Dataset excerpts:
==================================================
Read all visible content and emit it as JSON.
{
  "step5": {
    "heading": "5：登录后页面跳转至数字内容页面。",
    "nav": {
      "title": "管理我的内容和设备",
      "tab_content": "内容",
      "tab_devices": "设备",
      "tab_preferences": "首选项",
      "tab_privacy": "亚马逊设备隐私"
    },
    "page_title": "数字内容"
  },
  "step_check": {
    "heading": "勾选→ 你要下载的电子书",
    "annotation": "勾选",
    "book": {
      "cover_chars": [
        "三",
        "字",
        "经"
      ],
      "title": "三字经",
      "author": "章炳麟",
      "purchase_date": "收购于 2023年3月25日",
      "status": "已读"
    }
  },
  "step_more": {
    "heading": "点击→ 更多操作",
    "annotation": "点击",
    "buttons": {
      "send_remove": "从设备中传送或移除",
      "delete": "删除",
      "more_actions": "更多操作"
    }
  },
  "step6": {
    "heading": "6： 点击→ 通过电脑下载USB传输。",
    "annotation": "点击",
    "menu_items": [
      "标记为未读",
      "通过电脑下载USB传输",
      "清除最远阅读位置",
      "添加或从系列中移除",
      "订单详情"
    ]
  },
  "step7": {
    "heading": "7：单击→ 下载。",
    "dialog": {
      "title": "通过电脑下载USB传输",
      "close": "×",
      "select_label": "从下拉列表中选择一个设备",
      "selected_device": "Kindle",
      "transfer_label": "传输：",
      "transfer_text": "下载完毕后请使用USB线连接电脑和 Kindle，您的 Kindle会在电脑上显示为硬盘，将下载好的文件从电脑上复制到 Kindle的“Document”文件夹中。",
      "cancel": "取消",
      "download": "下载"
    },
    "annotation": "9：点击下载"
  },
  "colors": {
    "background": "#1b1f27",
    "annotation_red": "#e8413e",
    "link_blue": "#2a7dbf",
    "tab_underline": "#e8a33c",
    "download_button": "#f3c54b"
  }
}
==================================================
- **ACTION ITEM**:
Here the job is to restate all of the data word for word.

- **SOLUTION TO THIS PROBLEM**:
Read all visible content and emit it as JSON.
{
  "step5": {
    "heading": "5：登录后页面跳转至数字内容页面。",
    "nav": {
      "title": "管理我的内容和设备",
      "tab_content": "内容",
      "tab_devices": "设备",
      "tab_preferences": "首选项",
      "tab_privacy": "亚马逊设备隐私"
    },
    "page_title": "数字内容"
  },
  "step_check": {
    "heading": "勾选→ 你要下载的电子书",
    "annotation": "勾选",
    "book": {
      "cover_chars": [
        "三",
        "字",
        "经"
      ],
      "title": "三字经",
      "author": "章炳麟",
      "purchase_date": "收购于 2023年3月25日",
      "status": "已读"
    }
  },
  "step_more": {
    "heading": "点击→ 更多操作",
    "annotation": "点击",
    "buttons": {
      "send_remove": "从设备中传送或移除",
      "delete": "删除",
      "more_actions": "更多操作"
    }
  },
  "step6": {
    "heading": "6： 点击→ 通过电脑下载USB传输。",
    "annotation": "点击",
    "menu_items": [
      "标记为未读",
      "通过电脑下载USB传输",
      "清除最远阅读位置",
      "添加或从系列中移除",
      "订单详情"
    ]
  },
  "step7": {
    "heading": "7：单击→ 下载。",
    "dialog": {
      "title": "通过电脑下载USB传输",
      "close": "×",
      "select_label": "从下拉列表中选择一个设备",
      "selected_device": "Kindle",
      "transfer_label": "传输：",
      "transfer_text": "下载完毕后请使用USB线连接电脑和 Kindle，您的 Kindle会在电脑上显示为硬盘，将下载好的文件从电脑上复制到 Kindle的“Document”文件夹中。",
      "cancel": "取消",
      "download": "下载"
    },
    "annotation": "9：点击下载"
  },
  "colors": {
    "background": "#1b1f27",
    "annotation_red": "#e8413e",
    "link_blue": "#2a7dbf",
    "tab_underline": "#e8a33c",
    "download_button": "#f3c54b"
  }
}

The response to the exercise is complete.